··· RAW DATA

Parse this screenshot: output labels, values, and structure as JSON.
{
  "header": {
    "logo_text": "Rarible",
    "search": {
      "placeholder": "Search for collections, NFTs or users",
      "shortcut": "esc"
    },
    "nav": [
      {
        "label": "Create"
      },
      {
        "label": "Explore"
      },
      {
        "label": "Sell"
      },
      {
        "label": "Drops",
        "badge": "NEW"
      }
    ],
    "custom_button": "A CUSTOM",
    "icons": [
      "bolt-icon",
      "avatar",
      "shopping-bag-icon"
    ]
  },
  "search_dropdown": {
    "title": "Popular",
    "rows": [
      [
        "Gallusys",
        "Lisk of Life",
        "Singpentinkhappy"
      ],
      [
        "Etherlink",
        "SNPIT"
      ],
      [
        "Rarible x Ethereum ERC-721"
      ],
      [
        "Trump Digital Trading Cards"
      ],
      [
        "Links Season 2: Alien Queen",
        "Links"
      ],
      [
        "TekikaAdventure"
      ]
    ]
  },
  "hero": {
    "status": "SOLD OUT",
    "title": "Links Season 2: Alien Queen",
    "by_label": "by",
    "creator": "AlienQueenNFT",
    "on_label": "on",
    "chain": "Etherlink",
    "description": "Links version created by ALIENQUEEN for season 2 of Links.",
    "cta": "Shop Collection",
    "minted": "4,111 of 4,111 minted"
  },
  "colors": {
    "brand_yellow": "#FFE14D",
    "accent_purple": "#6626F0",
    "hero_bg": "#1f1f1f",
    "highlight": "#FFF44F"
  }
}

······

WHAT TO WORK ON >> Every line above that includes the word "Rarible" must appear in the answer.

EXPECTED ANSWER >>
    "logo_text": "Rarible",
        "Rarible x Ethereum ERC-721"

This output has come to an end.